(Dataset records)
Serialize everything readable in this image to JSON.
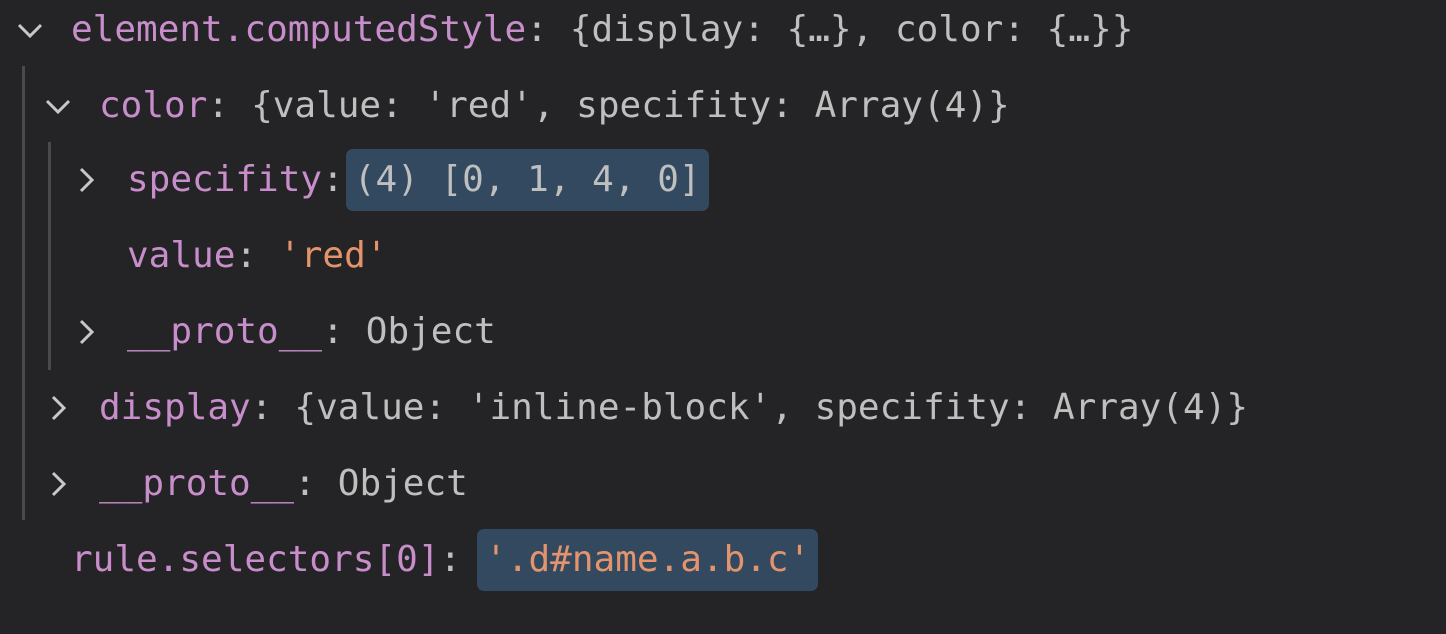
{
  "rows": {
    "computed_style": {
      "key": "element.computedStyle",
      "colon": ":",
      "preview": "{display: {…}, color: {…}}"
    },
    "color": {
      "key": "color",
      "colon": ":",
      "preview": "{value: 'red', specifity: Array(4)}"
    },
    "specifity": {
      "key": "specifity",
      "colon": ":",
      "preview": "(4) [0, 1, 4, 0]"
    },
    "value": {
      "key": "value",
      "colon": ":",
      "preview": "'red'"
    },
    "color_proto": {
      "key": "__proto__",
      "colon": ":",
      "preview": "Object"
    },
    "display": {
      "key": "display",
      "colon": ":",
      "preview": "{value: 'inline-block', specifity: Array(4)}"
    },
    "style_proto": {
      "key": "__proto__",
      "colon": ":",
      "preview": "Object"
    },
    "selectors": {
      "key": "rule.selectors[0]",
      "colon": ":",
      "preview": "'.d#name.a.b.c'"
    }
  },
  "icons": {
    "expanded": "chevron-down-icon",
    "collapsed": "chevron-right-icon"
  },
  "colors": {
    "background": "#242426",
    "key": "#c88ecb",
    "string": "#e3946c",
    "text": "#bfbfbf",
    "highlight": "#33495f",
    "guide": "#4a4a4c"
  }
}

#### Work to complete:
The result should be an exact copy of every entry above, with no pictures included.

#### Task answer:
Serialize everything readable in this image to JSON.
{
  "rows": {
    "computed_style": {
      "key": "element.computedStyle",
      "colon": ":",
      "preview": "{display: {…}, color: {…}}"
    },
    "color": {
      "key": "color",
      "colon": ":",
      "preview": "{value: 'red', specifity: Array(4)}"
    },
    "specifity": {
      "key": "specifity",
      "colon": ":",
      "preview": "(4) [0, 1, 4, 0]"
    },
    "value": {
      "key": "value",
      "colon": ":",
      "preview": "'red'"
    },
    "color_proto": {
      "key": "__proto__",
      "colon": ":",
      "preview": "Object"
    },
    "display": {
      "key": "display",
      "colon": ":",
      "preview": "{value: 'inline-block', specifity: Array(4)}"
    },
    "style_proto": {
      "key": "__proto__",
      "colon": ":",
      "preview": "Object"
    },
    "selectors": {
      "key": "rule.selectors[0]",
      "colon": ":",
      "preview": "'.d#name.a.b.c'"
    }
  },
  "icons": {
    "expanded": "chevron-down-icon",
    "collapsed": "chevron-right-icon"
  },
  "colors": {
    "background": "#242426",
    "key": "#c88ecb",
    "string": "#e3946c",
    "text": "#bfbfbf",
    "highlight": "#33495f",
    "guide": "#4a4a4c"
  }
}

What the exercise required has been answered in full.